What to do
Search the listing below for "title". Copy each matching line.

------------------------------------

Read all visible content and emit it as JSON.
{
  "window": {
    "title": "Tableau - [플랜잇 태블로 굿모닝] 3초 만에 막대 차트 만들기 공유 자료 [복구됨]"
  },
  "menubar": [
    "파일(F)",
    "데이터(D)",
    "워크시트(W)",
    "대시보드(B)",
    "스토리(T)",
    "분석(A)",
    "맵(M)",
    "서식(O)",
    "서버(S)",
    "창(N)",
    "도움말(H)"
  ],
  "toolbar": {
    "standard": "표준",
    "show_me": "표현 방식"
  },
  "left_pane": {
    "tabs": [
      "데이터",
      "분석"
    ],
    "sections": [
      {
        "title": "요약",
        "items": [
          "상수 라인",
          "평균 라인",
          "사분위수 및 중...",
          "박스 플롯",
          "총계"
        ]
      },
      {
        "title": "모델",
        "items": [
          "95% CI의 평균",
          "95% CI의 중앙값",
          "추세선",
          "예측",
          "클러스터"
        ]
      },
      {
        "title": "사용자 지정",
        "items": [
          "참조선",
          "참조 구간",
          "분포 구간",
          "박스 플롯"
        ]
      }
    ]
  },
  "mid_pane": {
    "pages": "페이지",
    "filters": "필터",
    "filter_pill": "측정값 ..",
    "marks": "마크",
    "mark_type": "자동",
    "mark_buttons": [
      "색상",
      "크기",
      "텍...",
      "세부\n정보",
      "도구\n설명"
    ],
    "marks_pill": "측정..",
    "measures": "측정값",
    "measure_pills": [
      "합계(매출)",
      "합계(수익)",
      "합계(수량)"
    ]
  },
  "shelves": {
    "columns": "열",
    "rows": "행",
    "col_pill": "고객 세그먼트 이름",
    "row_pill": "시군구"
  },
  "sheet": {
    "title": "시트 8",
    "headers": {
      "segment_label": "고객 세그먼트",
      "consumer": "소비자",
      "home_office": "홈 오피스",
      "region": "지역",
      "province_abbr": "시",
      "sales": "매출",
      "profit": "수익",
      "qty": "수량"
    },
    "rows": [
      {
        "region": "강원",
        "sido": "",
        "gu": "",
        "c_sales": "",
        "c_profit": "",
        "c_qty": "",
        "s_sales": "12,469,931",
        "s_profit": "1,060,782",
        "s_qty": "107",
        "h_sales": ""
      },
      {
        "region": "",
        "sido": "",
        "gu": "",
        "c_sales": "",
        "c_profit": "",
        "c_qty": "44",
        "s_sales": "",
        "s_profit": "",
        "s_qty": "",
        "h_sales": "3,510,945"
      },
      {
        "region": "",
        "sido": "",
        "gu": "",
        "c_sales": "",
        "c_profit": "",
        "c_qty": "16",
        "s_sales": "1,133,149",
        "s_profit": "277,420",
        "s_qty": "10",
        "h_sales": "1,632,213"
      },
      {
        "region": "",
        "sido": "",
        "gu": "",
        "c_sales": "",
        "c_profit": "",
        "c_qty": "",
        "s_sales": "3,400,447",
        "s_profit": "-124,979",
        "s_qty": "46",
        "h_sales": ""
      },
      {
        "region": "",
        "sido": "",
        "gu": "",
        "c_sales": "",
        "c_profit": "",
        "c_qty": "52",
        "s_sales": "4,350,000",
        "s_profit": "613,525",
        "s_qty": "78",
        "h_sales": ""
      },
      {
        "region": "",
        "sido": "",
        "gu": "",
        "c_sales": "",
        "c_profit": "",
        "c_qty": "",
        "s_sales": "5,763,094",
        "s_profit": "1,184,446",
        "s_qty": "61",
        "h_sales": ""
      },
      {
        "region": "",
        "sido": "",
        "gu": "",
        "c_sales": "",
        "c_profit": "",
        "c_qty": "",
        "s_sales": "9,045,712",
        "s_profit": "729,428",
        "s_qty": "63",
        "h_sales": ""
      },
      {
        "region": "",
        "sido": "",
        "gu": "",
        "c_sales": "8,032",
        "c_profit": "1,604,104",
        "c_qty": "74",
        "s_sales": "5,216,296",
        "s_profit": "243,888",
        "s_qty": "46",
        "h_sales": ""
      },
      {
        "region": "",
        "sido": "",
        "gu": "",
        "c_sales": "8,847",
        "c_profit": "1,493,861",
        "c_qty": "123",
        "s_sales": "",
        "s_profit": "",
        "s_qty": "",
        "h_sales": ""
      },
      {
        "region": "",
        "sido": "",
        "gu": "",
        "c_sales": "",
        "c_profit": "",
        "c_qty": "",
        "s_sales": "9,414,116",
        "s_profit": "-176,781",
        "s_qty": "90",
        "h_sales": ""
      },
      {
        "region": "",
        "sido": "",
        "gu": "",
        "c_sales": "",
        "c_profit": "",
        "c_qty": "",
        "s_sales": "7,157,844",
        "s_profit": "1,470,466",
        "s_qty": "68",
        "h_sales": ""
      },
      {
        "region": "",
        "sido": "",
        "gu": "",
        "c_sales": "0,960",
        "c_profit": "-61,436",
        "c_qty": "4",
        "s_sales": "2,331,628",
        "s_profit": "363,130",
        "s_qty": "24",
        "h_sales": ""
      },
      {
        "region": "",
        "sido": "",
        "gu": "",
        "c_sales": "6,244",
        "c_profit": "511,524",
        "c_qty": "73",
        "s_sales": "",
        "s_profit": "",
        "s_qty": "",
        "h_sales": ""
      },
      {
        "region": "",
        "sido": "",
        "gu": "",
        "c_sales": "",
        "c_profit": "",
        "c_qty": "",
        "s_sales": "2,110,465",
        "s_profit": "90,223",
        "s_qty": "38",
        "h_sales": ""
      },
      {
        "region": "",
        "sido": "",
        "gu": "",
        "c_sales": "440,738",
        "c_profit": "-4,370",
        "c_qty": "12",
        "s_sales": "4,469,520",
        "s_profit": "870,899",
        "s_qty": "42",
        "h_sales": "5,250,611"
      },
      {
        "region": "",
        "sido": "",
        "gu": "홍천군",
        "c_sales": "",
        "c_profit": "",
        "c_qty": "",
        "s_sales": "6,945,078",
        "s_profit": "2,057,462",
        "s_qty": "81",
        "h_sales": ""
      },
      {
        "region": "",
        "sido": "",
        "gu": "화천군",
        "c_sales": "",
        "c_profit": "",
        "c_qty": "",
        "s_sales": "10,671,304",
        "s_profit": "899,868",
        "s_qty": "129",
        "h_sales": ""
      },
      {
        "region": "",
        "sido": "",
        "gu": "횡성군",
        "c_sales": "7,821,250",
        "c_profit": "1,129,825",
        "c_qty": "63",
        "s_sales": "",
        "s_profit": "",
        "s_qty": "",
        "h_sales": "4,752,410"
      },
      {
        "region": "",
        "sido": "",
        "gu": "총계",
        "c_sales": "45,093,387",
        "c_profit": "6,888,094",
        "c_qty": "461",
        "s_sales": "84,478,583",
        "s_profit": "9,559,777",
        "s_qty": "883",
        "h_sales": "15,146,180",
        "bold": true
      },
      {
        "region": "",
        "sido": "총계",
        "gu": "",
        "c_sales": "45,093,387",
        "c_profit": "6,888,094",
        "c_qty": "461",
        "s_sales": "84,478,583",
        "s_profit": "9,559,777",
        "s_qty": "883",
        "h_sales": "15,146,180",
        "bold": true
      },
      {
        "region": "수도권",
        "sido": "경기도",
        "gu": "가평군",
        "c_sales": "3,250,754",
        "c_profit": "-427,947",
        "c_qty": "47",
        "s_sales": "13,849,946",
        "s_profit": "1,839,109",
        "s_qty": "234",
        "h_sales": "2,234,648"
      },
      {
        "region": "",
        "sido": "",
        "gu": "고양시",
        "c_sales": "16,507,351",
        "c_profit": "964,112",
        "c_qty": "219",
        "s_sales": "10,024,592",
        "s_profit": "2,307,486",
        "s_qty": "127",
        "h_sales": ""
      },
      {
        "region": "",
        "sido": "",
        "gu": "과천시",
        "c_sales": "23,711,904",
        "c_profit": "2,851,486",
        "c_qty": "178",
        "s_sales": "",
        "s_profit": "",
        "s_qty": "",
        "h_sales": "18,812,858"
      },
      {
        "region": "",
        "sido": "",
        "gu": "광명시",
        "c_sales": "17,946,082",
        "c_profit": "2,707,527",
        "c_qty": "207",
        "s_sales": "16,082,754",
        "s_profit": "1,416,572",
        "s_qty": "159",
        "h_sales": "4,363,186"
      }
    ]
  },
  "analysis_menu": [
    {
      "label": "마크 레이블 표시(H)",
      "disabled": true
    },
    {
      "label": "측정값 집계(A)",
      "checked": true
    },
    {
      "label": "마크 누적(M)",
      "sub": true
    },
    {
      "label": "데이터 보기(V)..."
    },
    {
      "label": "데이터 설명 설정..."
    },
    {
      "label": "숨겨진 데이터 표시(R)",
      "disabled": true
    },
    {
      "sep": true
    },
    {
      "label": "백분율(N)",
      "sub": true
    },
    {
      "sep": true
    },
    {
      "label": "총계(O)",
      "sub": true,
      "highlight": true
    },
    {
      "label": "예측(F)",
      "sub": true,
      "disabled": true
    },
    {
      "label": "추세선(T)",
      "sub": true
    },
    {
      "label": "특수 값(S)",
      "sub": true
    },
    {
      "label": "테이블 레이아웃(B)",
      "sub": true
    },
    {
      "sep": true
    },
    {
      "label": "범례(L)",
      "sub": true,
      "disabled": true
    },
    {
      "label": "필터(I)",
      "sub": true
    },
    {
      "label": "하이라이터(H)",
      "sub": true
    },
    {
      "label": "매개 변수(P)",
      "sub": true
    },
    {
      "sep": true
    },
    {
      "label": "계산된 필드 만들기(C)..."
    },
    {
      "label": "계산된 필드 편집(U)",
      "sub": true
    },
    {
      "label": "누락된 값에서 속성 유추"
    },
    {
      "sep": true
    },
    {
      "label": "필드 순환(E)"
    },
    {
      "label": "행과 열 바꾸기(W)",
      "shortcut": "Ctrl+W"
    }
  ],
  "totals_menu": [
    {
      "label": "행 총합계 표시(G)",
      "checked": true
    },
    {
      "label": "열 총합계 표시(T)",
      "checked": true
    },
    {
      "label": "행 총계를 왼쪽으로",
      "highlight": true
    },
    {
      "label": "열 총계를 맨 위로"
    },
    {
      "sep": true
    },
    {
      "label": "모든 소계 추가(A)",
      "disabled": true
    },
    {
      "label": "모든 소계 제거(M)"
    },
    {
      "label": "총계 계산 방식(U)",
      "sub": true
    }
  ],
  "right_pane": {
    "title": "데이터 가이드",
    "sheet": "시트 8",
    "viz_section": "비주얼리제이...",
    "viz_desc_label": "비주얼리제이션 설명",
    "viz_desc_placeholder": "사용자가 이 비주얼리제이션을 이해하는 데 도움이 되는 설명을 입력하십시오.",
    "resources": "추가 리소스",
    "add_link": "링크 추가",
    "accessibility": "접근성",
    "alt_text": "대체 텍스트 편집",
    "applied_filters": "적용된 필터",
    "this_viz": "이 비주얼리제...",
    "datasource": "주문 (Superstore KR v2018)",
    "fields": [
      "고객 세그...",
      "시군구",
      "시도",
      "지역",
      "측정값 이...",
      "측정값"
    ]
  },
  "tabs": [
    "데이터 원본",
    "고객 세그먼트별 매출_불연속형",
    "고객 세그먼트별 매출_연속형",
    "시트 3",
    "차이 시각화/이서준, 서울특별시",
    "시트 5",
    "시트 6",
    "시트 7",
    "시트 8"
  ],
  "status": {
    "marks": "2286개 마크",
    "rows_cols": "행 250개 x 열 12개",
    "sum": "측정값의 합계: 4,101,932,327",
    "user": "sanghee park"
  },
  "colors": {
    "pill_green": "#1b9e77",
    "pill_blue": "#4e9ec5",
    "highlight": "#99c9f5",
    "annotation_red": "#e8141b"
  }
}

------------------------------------

Response box
    "title": "Tableau - [플랜잇 태블로 굿모닝] 3초 만에 막대 차트 만들기 공유 자료 [복구됨]"
        "title": "요약",
        "title": "모델",
        "title": "사용자 지정",
    "title": "시트 8",
    "title": "데이터 가이드",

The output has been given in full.